INSTRUCTIONS FOR THE TASK: Say how many lines in the entries contain "redPicker", giving only the number.

----------------

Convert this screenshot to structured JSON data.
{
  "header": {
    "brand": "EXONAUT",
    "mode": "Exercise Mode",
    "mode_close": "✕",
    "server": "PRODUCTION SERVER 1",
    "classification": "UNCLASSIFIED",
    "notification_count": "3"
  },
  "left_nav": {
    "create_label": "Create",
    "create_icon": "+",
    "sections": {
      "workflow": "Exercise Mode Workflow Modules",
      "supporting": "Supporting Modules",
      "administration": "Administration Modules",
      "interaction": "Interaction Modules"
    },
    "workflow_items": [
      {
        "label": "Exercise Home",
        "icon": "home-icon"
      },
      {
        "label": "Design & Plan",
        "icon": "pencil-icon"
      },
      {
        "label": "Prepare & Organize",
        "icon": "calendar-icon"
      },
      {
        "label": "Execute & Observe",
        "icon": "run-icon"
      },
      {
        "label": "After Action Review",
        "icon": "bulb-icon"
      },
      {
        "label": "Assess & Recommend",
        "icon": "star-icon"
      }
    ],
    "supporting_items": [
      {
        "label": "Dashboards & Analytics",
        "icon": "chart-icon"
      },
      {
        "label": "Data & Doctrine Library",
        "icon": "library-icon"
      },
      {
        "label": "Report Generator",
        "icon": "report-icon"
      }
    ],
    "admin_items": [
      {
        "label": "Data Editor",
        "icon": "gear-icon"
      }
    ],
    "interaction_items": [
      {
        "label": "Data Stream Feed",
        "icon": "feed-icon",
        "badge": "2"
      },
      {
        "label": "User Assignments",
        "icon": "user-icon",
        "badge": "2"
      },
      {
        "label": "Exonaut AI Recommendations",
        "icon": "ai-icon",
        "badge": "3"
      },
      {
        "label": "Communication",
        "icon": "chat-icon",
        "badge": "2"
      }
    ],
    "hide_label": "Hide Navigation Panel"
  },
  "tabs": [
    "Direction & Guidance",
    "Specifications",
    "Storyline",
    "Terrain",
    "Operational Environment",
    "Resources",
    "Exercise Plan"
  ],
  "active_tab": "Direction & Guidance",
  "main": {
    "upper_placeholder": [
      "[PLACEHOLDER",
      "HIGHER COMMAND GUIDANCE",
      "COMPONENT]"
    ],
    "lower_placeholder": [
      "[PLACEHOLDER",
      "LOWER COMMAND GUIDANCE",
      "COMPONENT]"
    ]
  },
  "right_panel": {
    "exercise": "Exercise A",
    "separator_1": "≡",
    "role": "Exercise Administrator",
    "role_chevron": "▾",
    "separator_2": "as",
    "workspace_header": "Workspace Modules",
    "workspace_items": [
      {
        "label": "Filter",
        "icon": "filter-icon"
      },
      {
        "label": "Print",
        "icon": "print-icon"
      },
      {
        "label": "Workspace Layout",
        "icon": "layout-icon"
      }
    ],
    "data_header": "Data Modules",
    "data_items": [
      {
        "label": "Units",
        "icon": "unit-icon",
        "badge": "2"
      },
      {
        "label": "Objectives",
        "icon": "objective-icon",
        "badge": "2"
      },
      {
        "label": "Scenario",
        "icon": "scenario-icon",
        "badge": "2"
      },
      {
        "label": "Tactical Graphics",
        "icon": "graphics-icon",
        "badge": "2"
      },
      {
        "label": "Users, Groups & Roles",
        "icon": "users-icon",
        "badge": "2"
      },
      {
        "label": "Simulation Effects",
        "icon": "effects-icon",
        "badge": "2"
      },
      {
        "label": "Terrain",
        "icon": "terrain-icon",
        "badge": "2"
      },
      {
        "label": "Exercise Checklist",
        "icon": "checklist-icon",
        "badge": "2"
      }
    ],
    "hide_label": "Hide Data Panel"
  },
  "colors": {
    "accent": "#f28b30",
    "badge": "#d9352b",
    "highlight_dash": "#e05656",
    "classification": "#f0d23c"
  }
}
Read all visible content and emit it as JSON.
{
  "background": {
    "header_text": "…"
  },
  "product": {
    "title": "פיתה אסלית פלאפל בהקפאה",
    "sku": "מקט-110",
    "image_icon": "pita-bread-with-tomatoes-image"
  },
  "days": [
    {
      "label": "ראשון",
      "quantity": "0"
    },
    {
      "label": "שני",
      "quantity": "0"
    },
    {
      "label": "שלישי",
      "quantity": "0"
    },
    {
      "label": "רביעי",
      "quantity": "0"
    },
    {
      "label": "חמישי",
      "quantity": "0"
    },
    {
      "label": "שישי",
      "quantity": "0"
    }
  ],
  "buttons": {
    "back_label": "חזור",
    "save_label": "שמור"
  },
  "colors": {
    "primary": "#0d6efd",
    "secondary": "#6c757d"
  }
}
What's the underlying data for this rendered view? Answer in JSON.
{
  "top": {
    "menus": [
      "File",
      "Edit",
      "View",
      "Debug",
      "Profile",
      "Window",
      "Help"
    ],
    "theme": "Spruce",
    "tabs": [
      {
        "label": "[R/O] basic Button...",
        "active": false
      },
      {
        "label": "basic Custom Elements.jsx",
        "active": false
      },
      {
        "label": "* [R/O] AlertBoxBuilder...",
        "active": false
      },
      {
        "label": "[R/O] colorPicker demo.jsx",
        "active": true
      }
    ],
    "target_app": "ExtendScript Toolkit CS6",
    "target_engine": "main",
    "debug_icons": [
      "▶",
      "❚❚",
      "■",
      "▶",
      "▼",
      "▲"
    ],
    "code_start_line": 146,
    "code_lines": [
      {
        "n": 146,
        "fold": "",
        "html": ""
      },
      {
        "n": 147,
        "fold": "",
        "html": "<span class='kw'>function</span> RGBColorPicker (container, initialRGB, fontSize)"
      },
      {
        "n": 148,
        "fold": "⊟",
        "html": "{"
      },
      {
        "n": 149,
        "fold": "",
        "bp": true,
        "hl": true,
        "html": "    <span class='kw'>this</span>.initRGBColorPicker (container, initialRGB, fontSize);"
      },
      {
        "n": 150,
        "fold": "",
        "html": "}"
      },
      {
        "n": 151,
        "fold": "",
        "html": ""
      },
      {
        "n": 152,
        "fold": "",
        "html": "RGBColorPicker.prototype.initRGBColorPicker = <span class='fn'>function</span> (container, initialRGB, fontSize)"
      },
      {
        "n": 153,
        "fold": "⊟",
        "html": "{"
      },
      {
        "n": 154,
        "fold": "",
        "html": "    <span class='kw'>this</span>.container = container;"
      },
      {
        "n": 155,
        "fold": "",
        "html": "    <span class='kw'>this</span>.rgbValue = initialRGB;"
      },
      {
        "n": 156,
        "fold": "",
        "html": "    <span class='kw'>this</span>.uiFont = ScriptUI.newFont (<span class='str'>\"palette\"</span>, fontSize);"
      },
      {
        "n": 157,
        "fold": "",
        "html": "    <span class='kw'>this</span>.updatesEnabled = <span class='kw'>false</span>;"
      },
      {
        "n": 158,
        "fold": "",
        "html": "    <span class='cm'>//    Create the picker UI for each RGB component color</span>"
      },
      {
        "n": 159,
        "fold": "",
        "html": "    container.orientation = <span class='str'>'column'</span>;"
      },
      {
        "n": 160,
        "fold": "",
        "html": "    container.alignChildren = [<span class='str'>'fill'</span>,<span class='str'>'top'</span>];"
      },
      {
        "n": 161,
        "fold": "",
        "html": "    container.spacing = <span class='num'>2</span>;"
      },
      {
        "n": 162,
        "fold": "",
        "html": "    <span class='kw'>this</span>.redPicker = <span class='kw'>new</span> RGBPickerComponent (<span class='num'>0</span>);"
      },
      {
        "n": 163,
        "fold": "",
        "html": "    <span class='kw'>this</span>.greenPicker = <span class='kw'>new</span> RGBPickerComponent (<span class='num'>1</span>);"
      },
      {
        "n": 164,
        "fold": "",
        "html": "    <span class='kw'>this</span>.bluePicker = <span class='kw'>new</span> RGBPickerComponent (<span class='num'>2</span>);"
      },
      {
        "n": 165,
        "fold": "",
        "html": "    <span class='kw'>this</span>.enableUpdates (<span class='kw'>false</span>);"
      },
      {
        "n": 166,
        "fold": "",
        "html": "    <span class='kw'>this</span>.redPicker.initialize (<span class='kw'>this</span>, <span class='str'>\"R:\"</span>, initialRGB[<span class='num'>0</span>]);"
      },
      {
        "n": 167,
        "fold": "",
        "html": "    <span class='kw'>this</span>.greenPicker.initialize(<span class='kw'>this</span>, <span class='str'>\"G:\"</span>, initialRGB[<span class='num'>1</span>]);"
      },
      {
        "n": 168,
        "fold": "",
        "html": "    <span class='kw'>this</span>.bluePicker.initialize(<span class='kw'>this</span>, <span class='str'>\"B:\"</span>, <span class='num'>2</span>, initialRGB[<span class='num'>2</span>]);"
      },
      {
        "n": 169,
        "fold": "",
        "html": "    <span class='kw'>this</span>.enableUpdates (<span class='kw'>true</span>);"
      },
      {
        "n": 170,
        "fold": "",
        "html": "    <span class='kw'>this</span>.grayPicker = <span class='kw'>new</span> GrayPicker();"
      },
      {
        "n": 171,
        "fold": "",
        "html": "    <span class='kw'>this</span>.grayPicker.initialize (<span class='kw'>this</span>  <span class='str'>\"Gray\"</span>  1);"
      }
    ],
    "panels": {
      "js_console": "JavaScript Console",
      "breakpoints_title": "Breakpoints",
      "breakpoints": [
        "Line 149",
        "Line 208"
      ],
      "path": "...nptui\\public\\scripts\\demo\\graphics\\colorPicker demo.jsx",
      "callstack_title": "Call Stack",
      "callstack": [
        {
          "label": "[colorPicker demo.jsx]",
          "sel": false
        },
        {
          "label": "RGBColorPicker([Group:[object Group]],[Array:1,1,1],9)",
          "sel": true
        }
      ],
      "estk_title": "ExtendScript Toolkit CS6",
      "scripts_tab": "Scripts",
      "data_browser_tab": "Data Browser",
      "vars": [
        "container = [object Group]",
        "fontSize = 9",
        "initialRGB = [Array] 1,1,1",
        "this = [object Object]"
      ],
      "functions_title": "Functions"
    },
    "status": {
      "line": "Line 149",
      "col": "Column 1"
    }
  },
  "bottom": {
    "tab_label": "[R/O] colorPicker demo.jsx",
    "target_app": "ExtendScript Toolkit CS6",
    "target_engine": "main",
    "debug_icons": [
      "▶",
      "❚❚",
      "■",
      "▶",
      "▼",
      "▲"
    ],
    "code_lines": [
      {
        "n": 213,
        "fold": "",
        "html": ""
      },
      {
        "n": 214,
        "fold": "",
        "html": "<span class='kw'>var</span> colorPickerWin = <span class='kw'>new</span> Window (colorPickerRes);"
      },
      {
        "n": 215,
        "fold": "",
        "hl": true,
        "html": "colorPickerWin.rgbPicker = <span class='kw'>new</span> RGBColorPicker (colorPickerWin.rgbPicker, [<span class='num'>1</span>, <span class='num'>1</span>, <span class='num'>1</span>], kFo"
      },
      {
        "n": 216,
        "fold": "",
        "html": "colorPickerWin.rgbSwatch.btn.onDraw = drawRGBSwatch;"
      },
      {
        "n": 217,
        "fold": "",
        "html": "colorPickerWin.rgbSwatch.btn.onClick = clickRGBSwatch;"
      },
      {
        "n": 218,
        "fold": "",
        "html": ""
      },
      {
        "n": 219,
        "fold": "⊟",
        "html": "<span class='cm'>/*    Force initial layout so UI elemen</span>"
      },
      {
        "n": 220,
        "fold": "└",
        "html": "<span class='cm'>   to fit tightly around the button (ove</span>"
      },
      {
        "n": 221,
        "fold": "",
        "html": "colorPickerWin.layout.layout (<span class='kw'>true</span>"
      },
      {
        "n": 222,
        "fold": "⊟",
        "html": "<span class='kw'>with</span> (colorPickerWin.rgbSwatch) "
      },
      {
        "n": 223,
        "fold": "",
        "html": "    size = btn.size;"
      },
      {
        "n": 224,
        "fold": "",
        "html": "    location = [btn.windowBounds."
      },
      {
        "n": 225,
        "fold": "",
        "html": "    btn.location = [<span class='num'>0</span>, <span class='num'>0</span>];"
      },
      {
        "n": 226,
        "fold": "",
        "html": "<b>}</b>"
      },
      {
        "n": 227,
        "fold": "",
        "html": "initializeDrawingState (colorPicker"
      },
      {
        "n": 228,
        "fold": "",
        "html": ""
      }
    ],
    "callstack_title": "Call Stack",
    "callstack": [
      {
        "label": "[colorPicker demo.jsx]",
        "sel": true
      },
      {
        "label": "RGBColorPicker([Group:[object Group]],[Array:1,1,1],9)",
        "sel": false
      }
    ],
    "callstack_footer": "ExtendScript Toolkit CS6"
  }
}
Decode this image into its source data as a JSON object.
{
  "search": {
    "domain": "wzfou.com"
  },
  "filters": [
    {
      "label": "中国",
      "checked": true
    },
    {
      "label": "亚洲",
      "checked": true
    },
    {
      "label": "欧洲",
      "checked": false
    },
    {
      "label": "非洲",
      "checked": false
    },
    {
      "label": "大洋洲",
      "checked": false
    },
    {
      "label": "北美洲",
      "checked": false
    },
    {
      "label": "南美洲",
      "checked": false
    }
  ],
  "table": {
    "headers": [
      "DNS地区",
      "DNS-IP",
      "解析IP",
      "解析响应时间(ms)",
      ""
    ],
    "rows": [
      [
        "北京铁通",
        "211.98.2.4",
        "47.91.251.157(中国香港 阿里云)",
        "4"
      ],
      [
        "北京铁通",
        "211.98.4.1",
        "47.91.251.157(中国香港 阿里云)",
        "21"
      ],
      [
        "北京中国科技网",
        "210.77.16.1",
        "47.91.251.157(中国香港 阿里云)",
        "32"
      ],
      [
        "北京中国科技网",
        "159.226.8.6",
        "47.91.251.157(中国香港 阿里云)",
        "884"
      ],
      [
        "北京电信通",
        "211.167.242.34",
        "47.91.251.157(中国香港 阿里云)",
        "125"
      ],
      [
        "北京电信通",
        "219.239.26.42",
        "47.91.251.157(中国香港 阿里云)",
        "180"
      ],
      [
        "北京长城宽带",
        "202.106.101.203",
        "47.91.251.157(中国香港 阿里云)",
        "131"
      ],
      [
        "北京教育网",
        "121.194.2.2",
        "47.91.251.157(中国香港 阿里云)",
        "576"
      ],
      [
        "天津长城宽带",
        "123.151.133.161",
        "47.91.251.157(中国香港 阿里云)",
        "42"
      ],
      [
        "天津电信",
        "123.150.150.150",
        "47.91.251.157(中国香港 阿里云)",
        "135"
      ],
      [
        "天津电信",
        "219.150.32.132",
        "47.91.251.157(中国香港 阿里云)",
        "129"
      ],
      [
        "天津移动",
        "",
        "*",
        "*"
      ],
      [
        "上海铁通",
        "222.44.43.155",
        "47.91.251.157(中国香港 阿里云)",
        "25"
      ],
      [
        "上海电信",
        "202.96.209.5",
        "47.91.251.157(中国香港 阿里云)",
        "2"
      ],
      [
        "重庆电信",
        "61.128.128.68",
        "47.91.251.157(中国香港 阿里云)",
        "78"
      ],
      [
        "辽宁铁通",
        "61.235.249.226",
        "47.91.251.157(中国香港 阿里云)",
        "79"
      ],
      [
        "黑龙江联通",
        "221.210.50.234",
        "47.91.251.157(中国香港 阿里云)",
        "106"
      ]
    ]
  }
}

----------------

YOUR SOLUTION: 2